Yes, to Protest HRC
The former publisher of the Washington Blade, Chris Crain, who must live abroad because he can't marry his foreign-born partner and have him live in America legally, and with whom I've had a sometimes adversarial acquaintance over the years, today receives a big dose of gratitude for slamming the latest b.s. from the Human Rights Campaign.
From Chris' blog:
Damn, that sure is a lot of truth-telling, again, from Crain and it's likely causing some additional grief for HRC, in their plush headquarters on Rhode Island Avenue. Crain ends his post with this endorsement:

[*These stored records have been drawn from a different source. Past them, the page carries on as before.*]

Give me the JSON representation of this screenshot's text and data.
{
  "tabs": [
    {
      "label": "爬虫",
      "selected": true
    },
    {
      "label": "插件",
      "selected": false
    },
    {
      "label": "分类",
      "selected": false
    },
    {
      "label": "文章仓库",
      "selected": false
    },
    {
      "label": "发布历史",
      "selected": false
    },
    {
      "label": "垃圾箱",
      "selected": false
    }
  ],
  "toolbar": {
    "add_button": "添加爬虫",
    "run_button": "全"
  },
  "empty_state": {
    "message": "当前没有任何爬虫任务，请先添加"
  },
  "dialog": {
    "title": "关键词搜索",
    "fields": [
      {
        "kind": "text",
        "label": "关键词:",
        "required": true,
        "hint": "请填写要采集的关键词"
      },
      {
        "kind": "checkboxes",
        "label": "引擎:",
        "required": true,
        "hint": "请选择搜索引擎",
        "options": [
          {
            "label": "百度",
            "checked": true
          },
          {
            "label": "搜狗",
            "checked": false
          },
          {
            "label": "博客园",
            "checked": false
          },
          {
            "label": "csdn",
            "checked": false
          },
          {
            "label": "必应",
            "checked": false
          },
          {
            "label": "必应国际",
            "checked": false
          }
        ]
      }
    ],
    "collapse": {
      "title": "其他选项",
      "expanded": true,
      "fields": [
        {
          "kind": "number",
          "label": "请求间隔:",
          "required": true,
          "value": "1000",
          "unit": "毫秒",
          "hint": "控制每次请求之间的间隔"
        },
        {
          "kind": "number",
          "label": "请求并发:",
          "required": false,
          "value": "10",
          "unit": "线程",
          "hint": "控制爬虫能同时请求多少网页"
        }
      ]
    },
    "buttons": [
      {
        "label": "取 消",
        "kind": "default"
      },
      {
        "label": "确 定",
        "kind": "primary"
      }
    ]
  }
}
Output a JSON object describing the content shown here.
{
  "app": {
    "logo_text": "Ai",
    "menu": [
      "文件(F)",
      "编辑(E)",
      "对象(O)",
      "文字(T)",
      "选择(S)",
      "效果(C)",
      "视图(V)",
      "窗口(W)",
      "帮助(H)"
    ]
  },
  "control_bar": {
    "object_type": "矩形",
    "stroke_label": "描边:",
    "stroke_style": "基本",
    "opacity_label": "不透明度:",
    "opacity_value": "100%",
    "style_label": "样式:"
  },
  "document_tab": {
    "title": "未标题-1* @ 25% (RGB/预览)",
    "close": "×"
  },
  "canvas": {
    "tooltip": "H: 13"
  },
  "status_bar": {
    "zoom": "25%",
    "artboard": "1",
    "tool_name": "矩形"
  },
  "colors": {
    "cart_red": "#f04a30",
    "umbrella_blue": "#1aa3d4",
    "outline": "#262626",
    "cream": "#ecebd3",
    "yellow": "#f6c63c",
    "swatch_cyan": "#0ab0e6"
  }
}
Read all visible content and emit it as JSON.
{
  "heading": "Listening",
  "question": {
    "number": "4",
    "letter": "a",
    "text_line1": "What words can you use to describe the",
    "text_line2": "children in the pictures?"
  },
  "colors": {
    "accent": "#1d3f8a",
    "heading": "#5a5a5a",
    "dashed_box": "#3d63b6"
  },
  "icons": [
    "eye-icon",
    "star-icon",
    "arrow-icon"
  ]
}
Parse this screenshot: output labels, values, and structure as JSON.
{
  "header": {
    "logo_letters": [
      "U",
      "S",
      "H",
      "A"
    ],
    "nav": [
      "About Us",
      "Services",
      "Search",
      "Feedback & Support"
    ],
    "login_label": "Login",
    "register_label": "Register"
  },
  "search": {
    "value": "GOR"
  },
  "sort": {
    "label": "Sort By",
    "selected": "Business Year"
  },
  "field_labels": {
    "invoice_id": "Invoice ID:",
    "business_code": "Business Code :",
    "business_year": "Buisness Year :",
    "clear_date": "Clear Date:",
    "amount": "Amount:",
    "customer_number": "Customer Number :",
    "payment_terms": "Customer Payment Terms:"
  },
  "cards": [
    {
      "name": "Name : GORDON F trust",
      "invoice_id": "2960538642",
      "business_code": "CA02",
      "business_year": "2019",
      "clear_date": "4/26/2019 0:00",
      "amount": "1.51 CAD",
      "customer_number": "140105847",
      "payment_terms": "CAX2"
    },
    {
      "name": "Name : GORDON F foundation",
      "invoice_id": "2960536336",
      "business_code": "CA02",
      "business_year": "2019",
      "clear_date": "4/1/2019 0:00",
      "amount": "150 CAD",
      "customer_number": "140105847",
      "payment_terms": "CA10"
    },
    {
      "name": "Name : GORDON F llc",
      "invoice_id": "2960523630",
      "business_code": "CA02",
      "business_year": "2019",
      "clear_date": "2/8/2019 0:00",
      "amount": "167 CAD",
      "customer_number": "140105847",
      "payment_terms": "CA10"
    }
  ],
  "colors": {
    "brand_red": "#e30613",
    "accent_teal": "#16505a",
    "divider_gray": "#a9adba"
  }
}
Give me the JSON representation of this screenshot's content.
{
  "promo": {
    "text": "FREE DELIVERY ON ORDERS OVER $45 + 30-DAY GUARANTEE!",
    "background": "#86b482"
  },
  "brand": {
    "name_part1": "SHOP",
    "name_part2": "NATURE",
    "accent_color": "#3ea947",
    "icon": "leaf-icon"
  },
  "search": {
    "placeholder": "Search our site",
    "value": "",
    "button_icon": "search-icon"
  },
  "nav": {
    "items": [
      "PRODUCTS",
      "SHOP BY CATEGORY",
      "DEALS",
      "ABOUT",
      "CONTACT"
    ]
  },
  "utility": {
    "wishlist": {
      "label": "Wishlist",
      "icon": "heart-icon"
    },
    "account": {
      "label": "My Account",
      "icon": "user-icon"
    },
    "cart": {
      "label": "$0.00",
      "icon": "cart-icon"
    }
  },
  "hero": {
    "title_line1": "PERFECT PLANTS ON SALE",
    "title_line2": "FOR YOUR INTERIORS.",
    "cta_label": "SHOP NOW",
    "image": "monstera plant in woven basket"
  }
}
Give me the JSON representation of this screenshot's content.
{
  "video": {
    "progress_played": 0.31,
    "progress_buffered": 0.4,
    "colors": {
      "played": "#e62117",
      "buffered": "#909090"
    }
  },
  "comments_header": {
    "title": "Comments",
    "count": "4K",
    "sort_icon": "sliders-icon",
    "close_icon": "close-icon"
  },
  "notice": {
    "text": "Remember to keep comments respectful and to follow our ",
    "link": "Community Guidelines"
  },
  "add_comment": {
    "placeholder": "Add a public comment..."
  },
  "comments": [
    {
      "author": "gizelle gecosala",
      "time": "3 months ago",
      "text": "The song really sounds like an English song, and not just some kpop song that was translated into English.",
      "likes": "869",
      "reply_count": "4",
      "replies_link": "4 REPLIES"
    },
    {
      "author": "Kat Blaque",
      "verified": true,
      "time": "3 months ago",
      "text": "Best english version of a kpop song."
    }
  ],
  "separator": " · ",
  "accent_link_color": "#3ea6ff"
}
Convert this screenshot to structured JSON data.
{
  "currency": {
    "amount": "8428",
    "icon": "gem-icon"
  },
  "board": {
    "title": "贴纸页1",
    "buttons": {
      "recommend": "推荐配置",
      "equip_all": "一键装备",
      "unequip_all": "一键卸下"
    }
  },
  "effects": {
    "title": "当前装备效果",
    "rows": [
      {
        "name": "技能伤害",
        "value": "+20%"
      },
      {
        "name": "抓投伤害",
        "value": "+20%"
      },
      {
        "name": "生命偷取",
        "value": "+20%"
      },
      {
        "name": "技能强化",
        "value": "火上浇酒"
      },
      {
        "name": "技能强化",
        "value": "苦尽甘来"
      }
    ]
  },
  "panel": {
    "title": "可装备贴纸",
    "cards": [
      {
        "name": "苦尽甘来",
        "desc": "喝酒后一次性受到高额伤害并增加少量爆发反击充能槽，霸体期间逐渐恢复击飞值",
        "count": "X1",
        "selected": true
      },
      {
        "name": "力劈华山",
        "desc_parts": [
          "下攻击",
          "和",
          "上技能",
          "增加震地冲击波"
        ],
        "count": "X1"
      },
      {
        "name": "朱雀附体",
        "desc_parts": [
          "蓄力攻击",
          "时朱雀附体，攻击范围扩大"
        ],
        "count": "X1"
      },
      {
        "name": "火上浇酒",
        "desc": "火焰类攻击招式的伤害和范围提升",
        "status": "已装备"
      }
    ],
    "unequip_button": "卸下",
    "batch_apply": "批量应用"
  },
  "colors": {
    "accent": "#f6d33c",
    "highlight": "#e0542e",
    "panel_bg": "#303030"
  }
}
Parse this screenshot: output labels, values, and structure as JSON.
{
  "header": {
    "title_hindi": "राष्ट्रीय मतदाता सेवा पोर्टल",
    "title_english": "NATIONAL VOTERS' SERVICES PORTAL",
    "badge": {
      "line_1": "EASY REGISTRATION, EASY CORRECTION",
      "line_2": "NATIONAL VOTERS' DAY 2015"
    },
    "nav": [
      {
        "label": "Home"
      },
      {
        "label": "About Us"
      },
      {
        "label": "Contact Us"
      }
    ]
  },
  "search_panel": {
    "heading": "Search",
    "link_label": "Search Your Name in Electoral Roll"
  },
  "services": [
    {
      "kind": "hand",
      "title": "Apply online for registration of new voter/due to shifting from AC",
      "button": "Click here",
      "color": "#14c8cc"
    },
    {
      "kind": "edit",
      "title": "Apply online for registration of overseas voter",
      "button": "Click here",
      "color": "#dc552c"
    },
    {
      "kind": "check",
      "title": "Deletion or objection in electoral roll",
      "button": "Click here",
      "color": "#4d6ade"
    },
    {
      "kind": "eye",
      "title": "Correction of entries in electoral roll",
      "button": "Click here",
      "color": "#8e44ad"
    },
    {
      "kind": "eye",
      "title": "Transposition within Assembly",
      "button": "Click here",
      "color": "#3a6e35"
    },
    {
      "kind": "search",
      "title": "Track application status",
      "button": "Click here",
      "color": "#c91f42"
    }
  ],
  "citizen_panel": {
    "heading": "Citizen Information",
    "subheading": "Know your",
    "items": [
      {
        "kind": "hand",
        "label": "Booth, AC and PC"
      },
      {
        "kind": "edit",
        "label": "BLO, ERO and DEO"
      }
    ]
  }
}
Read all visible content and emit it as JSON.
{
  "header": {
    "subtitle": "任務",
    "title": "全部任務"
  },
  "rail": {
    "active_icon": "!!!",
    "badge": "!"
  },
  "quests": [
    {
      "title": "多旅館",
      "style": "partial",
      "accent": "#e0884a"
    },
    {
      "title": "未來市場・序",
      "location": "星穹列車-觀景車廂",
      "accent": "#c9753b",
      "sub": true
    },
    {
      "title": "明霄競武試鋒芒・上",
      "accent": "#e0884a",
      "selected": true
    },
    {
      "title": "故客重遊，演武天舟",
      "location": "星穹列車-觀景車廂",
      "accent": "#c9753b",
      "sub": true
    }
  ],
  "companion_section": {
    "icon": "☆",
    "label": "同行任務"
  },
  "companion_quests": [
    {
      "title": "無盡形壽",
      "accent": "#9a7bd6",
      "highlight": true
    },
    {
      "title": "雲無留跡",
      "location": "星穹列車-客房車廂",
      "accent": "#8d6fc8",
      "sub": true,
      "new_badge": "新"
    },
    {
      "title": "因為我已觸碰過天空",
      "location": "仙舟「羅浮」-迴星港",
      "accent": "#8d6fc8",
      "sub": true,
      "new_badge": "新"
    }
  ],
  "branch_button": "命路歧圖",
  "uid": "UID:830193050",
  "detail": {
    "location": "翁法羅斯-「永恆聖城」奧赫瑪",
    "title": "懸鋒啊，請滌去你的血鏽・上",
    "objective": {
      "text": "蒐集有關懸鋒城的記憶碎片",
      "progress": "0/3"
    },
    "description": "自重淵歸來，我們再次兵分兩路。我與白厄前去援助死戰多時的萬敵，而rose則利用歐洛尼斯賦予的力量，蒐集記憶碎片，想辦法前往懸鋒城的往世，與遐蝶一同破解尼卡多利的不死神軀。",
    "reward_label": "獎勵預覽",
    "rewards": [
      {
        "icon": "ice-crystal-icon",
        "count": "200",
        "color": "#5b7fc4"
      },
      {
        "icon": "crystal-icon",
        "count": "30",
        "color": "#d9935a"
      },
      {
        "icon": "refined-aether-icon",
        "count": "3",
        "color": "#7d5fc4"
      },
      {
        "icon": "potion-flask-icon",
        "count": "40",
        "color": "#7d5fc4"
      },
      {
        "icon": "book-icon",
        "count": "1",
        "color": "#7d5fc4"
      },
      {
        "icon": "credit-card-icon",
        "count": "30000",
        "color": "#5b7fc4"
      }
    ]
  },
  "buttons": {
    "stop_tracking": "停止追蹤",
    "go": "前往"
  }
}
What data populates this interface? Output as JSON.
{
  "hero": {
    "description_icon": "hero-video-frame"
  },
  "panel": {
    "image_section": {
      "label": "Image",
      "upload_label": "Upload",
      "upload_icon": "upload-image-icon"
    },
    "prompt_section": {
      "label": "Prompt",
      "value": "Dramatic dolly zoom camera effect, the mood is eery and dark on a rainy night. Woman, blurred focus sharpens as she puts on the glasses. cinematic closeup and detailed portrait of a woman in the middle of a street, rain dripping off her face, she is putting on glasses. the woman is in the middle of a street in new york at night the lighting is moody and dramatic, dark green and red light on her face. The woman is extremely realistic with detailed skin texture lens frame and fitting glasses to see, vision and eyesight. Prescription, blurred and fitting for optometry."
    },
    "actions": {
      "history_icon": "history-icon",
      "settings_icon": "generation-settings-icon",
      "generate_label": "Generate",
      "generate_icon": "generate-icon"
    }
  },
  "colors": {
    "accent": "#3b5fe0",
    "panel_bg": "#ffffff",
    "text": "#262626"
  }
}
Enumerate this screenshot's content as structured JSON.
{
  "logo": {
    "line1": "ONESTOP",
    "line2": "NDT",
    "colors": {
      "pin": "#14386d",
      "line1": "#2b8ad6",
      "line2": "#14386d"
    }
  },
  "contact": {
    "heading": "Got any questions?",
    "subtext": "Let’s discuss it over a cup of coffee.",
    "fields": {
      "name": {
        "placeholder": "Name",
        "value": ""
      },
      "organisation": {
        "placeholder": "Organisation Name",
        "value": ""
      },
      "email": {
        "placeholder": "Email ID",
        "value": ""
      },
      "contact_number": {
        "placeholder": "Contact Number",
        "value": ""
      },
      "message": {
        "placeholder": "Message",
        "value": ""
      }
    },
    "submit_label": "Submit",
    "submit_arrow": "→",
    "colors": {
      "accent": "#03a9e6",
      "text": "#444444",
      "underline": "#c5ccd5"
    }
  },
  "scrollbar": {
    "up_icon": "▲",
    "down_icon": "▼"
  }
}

I've been writing for years and years about the tragic willingness of those in "leadership" roles of the gay rights movement to cut deals that betray their supposed constituents. Joe Solmonese and David Smith of the Human Rights Campaign are archetypes of this pathetic trend -- grossly overpaid lobbyists who spend far more political capital lowering the expectations of gays on behalf of the Democratic Party than they do pressuring for equality in Washington.
Thanks to a report for the Daily Beast by Jason Bellini -- formerly with Logo -- we have yet another pathetic example of HRC's betrayal of the movement, agreeing not to press for repeal of Don't Ask Don't Tell until next year:
Don't say I didn't warn you. HRC and the Democrats have been promising (with no plan to deliver) passage of a hate crime law and Employment Non-Discrimination Act for more than a decade, including before the 2006 election, and yet we are still expected to be satisfied by these same civil rights crumbs for the entire first year that Democrats are firmly in control of Washington. ...
Count me in for another March on Washington -- let's just make sure the HRC building is included on the protest route.Finally, after complaining all week about the incredibly dumb idea to stage another party in, er, protest march on DC, I may have reason to rethink my opposition to the march.
If the proposed October march is going to target one of the most obstinate and biggest obstacles to LGBT equality over the past two decades, HRC, it could possibly break the logjam in Washington that currently stalls progress for us.
Hey, Chris. Glad you're back to blogging.